"The language barrier, cultural difference, lack of support system and economic dependence on their husbands' families are the greatest pressures faced by Southeast Asian women married to Taiwanese men," said Pan Shu-man (潘淑滿), an associate professor in National Normal University's department of adult and continuing education.

Several experts pointed out that the women's limited language skills could hinder their children's education.

They suggested that the government should try to help the women to learn the language, perhaps through compulsory classes.

But a government official said the idea of compulsory language lessons was not viable. A Ministry of Education official pointed out that the ministry had held a meeting with experts in early August and concluded that it could only push for language lessons.

"Perhaps it would be more effective if the Ministry of the Interior would set up a language-ability requirement when a foreign spouse applies for an ID card," said Wu Ming-chueh (吳明玨), the education ministry representative.

Other officials said that different government departments had created booklets in several languages about the social resources available to foreign spouses and their children, and about the women's work rights.

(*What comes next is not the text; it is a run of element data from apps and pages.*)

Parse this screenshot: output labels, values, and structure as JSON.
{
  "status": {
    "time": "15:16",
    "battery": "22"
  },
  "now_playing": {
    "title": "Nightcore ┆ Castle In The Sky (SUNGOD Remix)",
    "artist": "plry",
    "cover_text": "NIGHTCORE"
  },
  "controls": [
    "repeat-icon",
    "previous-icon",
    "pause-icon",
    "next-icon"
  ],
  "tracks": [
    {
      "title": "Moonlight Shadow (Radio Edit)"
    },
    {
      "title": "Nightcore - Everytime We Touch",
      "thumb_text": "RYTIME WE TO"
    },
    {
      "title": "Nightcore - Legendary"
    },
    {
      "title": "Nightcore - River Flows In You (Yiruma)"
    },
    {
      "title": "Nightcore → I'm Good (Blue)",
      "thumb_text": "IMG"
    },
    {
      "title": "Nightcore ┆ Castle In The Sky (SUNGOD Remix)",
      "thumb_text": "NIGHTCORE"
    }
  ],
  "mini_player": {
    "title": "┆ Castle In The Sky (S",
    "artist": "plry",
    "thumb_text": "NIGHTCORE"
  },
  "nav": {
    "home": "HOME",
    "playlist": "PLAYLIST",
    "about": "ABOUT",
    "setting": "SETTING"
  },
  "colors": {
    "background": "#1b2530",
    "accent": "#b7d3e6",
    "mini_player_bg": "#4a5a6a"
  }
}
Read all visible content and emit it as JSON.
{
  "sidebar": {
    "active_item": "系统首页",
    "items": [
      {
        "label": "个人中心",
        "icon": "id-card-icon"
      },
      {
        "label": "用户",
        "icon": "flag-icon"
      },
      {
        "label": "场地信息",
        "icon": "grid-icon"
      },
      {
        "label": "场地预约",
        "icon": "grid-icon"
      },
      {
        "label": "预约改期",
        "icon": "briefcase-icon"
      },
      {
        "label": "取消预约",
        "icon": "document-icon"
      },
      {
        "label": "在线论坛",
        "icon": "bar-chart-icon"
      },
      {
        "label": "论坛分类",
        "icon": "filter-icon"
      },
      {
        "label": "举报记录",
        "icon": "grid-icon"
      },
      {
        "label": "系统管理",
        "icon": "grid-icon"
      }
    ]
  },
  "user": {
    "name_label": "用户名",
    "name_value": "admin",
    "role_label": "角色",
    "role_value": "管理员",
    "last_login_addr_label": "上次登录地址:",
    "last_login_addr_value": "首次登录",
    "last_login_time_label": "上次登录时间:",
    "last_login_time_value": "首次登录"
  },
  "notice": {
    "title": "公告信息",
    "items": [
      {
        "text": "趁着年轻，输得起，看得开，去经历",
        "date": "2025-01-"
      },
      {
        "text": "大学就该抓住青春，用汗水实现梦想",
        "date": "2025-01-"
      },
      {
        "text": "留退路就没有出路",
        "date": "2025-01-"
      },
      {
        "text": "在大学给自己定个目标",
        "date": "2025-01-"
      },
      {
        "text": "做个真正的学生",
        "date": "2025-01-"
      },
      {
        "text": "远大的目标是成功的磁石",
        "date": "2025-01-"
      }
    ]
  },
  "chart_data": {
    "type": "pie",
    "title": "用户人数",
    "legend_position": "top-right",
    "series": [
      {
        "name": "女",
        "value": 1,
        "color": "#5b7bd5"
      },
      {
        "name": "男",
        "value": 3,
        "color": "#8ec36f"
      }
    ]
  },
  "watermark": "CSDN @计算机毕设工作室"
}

A social worker from Kaohsiung praised the government's efforts so far.

"Many Indonesian and Vietnamese brides were so excited when they saw booklets in their own languages on how to raise children and said these were exactly what they needed," she said.

But Huang Nai-hui (黃乃輝), chairman of the Foreign Brides Development and Care Association (外籍新娘成長關懷協會), who has a Cambodian wife, said that most of the brochures were written from a Taiwanese viewpoint, and many foreign brides had difficulty understanding the formal language.

Huang noted that many of these women could not even read in their own languages.

A social worker said that it might be more feasible to produce radio or TV programs to educate the foreign brides on different issues.

Meanwhile, officials from the interior ministry's Population Affairs Administration said they would finish a nationwide census on brides from Southeast Asia and China by the end of this year.

They said the survey questionnaires asked for basic personal and marital information and also asked what the women thought the government could do for them.